(ACTIVITY) When you restate the records, do so word for word and omit any picture they contain.

Data about app and page elements:

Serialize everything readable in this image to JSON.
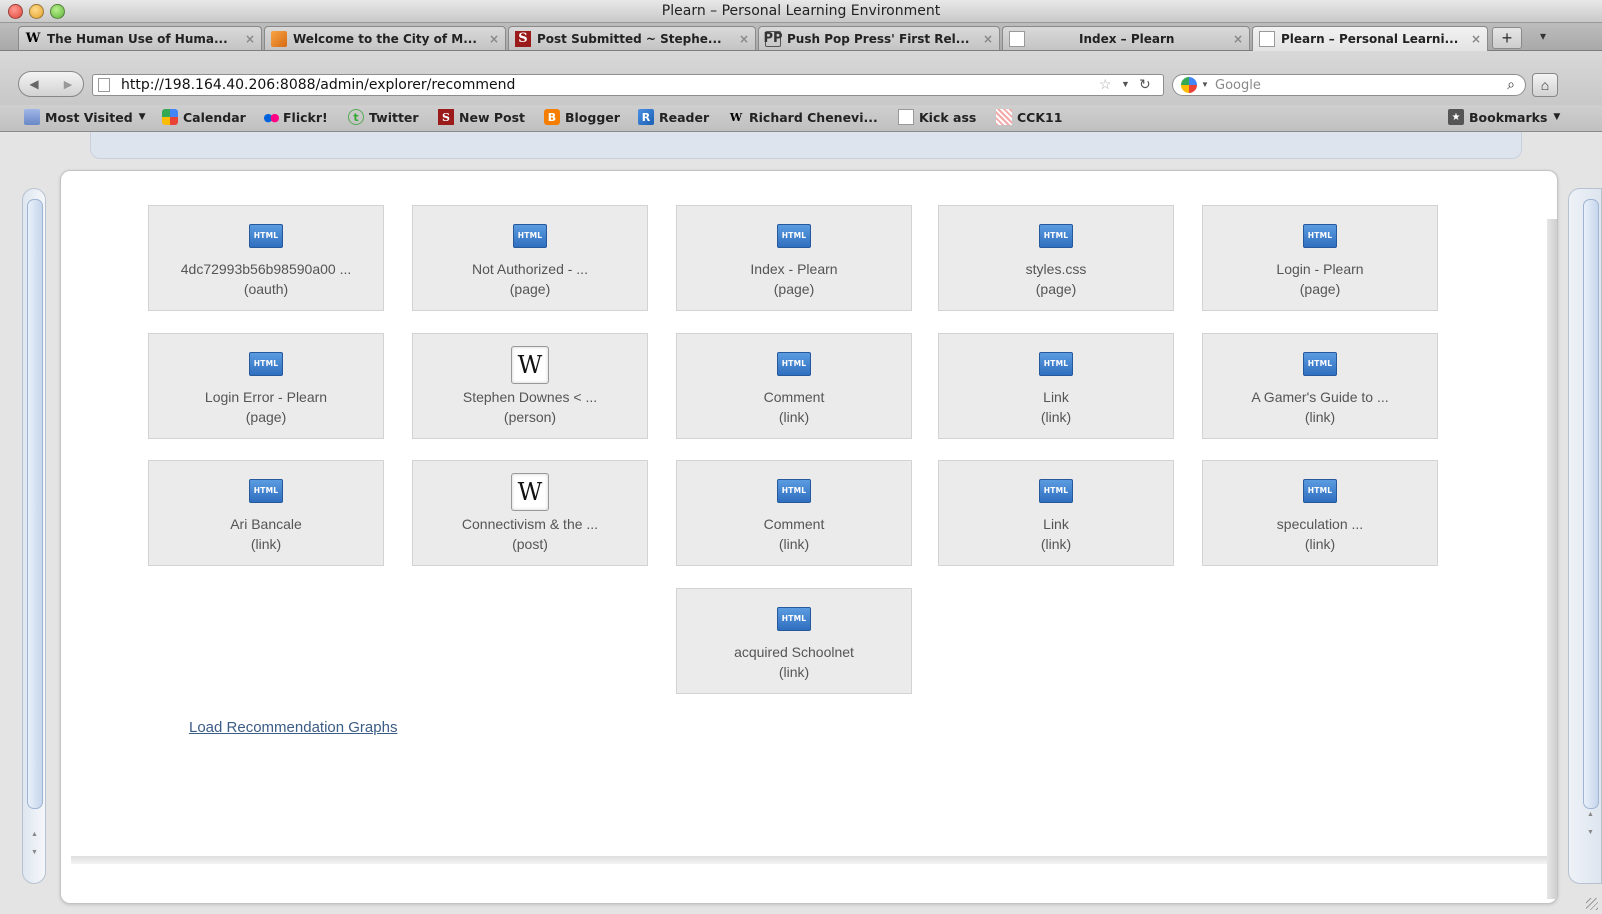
{
  "window": {
    "title": "Plearn – Personal Learning Environment"
  },
  "tabs": [
    {
      "label": "The Human Use of Huma...",
      "icon": "wikipedia-icon"
    },
    {
      "label": "Welcome to the City of M...",
      "icon": "city-icon"
    },
    {
      "label": "Post Submitted ~ Stephe...",
      "icon": "stephens-web-icon"
    },
    {
      "label": "Push Pop Press' First Rel...",
      "icon": "pushpop-icon"
    },
    {
      "label": "Index – Plearn",
      "icon": "page-icon"
    },
    {
      "label": "Plearn – Personal Learni...",
      "icon": "page-icon",
      "active": true
    }
  ],
  "tab_close": "×",
  "new_tab": "+",
  "nav": {
    "url": "http://198.164.40.206:8088/admin/explorer/recommend",
    "search_placeholder": "Google"
  },
  "bookmarks": [
    {
      "label": "Most Visited",
      "icon": "folder-icon",
      "dropdown": true
    },
    {
      "label": "Calendar",
      "icon": "google-calendar-icon"
    },
    {
      "label": "Flickr!",
      "icon": "flickr-icon"
    },
    {
      "label": "Twitter",
      "icon": "twitter-icon"
    },
    {
      "label": "New Post",
      "icon": "stephens-web-icon"
    },
    {
      "label": "Blogger",
      "icon": "blogger-icon"
    },
    {
      "label": "Reader",
      "icon": "reader-icon"
    },
    {
      "label": "Richard Chenevi...",
      "icon": "wikipedia-icon"
    },
    {
      "label": "Kick ass",
      "icon": "page-icon"
    },
    {
      "label": "CCK11",
      "icon": "cck11-icon"
    }
  ],
  "bookmarks_menu": "Bookmarks",
  "recommendations": [
    {
      "name": "4dc72993b56b98590a00 ...",
      "type": "(oauth)",
      "icon": "html-icon"
    },
    {
      "name": "Not Authorized - ...",
      "type": "(page)",
      "icon": "html-icon"
    },
    {
      "name": "Index - Plearn",
      "type": "(page)",
      "icon": "html-icon"
    },
    {
      "name": "styles.css",
      "type": "(page)",
      "icon": "html-icon"
    },
    {
      "name": "Login - Plearn",
      "type": "(page)",
      "icon": "html-icon"
    },
    {
      "name": "Login Error - Plearn",
      "type": "(page)",
      "icon": "html-icon"
    },
    {
      "name": "Stephen Downes < ...",
      "type": "(person)",
      "icon": "wikipedia-icon"
    },
    {
      "name": "Comment",
      "type": "(link)",
      "icon": "html-icon"
    },
    {
      "name": "Link",
      "type": "(link)",
      "icon": "html-icon"
    },
    {
      "name": "A Gamer's Guide to ...",
      "type": "(link)",
      "icon": "html-icon"
    },
    {
      "name": "Ari Bancale",
      "type": "(link)",
      "icon": "html-icon"
    },
    {
      "name": "Connectivism & the ...",
      "type": "(post)",
      "icon": "wikipedia-icon"
    },
    {
      "name": "Comment",
      "type": "(link)",
      "icon": "html-icon"
    },
    {
      "name": "Link",
      "type": "(link)",
      "icon": "html-icon"
    },
    {
      "name": "speculation ...",
      "type": "(link)",
      "icon": "html-icon"
    },
    {
      "name": "acquired Schoolnet",
      "type": "(link)",
      "icon": "html-icon"
    }
  ],
  "html_icon_label": "HTML",
  "wiki_icon_label": "W",
  "load_link": "Load Recommendation Graphs"
}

(WRITTEN RESPONSE)
Serialize everything readable in this image to JSON.
{
  "window": {
    "title": "Plearn – Personal Learning Environment"
  },
  "tabs": [
    {
      "label": "The Human Use of Huma...",
      "icon": "wikipedia-icon"
    },
    {
      "label": "Welcome to the City of M...",
      "icon": "city-icon"
    },
    {
      "label": "Post Submitted ~ Stephe...",
      "icon": "stephens-web-icon"
    },
    {
      "label": "Push Pop Press' First Rel...",
      "icon": "pushpop-icon"
    },
    {
      "label": "Index – Plearn",
      "icon": "page-icon"
    },
    {
      "label": "Plearn – Personal Learni...",
      "icon": "page-icon",
      "active": true
    }
  ],
  "tab_close": "×",
  "new_tab": "+",
  "nav": {
    "url": "http://198.164.40.206:8088/admin/explorer/recommend",
    "search_placeholder": "Google"
  },
  "bookmarks": [
    {
      "label": "Most Visited",
      "icon": "folder-icon",
      "dropdown": true
    },
    {
      "label": "Calendar",
      "icon": "google-calendar-icon"
    },
    {
      "label": "Flickr!",
      "icon": "flickr-icon"
    },
    {
      "label": "Twitter",
      "icon": "twitter-icon"
    },
    {
      "label": "New Post",
      "icon": "stephens-web-icon"
    },
    {
      "label": "Blogger",
      "icon": "blogger-icon"
    },
    {
      "label": "Reader",
      "icon": "reader-icon"
    },
    {
      "label": "Richard Chenevi...",
      "icon": "wikipedia-icon"
    },
    {
      "label": "Kick ass",
      "icon": "page-icon"
    },
    {
      "label": "CCK11",
      "icon": "cck11-icon"
    }
  ],
  "bookmarks_menu": "Bookmarks",
  "recommendations": [
    {
      "name": "4dc72993b56b98590a00 ...",
      "type": "(oauth)",
      "icon": "html-icon"
    },
    {
      "name": "Not Authorized - ...",
      "type": "(page)",
      "icon": "html-icon"
    },
    {
      "name": "Index - Plearn",
      "type": "(page)",
      "icon": "html-icon"
    },
    {
      "name": "styles.css",
      "type": "(page)",
      "icon": "html-icon"
    },
    {
      "name": "Login - Plearn",
      "type": "(page)",
      "icon": "html-icon"
    },
    {
      "name": "Login Error - Plearn",
      "type": "(page)",
      "icon": "html-icon"
    },
    {
      "name": "Stephen Downes < ...",
      "type": "(person)",
      "icon": "wikipedia-icon"
    },
    {
      "name": "Comment",
      "type": "(link)",
      "icon": "html-icon"
    },
    {
      "name": "Link",
      "type": "(link)",
      "icon": "html-icon"
    },
    {
      "name": "A Gamer's Guide to ...",
      "type": "(link)",
      "icon": "html-icon"
    },
    {
      "name": "Ari Bancale",
      "type": "(link)",
      "icon": "html-icon"
    },
    {
      "name": "Connectivism & the ...",
      "type": "(post)",
      "icon": "wikipedia-icon"
    },
    {
      "name": "Comment",
      "type": "(link)",
      "icon": "html-icon"
    },
    {
      "name": "Link",
      "type": "(link)",
      "icon": "html-icon"
    },
    {
      "name": "speculation ...",
      "type": "(link)",
      "icon": "html-icon"
    },
    {
      "name": "acquired Schoolnet",
      "type": "(link)",
      "icon": "html-icon"
    }
  ],
  "html_icon_label": "HTML",
  "wiki_icon_label": "W",
  "load_link": "Load Recommendation Graphs"
}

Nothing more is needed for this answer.